Monteverde isn’t just a carb lover’s paradise. Chicken livers get a quick dip in flour and buttermilk before they’re tossed in the wok with tomato and Calabrian chiles. They’re served atop a bed of decadent polenta. “It’s my little wink and thank you to Tony [Mantuano] for all he’s taught me,” says Grueneberg, adding that it was the Spiaggia chef-partner’s grandmother who inspired the dish. Ocean trout, from the small plates section, offers a diverse group of supporting flavors including charred Brussels sprouts, sesame and yogurt, that play very nicely together.

On the heartier side, Grueneberg brilliantly subs in skate wing for pork in her schnitzel. The mammoth piece of fish is crispy and is paired with brown butter, capers and a chicory-citrus salad that’s topped with a zippy vinaigrette that helps balance the dish’s richness.

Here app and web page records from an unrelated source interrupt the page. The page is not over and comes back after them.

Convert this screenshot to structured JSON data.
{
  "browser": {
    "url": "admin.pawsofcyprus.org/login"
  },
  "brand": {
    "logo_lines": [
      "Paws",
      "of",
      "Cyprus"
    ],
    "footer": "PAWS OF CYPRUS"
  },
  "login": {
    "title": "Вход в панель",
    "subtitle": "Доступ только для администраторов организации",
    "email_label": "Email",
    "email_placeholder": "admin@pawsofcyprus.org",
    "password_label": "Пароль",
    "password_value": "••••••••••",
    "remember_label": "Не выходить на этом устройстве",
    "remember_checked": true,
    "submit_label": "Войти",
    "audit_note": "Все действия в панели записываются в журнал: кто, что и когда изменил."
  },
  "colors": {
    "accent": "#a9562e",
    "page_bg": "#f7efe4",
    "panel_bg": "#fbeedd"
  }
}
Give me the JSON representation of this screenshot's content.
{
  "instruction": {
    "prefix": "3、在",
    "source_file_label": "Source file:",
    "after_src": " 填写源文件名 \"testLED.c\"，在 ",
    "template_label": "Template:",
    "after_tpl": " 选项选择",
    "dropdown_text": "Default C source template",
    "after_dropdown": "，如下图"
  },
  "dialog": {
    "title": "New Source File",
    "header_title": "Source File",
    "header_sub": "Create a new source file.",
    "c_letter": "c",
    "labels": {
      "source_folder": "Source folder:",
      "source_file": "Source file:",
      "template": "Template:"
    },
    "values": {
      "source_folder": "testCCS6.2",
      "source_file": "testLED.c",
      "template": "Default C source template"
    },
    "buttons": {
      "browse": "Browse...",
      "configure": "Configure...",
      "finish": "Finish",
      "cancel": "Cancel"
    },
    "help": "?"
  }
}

Balance and restraint go out the window in a good way with the ragù alla Napoletana. Dubbed “a big bowl of awesome” by my dining companion, the For the Table menu item includes housemade sausages, bouncy meatballs and fusilli pasta, all bathed in a rich red sauce. If that weren’t enough, an ubertender bone-in pork shank stands at attention in the oval serving platter.

It’s not easy to save room for dessert, but if you do, reward yourself with salted butterscotch budino; its bruleed top is a nice contrast to the pudding’s creamy texture.

The comfort-food stance of Monteverde’s menu offerings is complemented by the decor. Taking cues from an Italian home, the 95-seat restaurant has a warmth to it with tones of plums and muted greens. Richly grained wood is a theme throughout, from the open shelves and floors to the bar, which features a butcher-block top. If you arrive minus a reservation, it’s where you’ll be sitting. It’s a nice option.

On the beverage side, wines skew mostly Italian—the 2013 Giuseppe Cortese Langhe Nebbiolo ($14 by the glass) holds up well to the spicy flavors in the dishes. Cocktails take a similar unfussy approach as the food, including my favorite, the refreshing Sardinian Bandit, made with Death’s Door gin, Mirto Judu (a Sardinian liqueur), absinthe and egg white.

While some might question the liberties Grueneberg takes with a beloved cuisine, she sees her interpretations differently. “If you take away the borders people share,” she says, “that’s when you see some of these dishes come to life.”

1020 W. Madison St.
Open for dinner Tue.-Sat.
Snacks: $6-$8; small plates: $10-$14; pastas: $13-$15;For the Table: $25-$52; desserts: $5-$12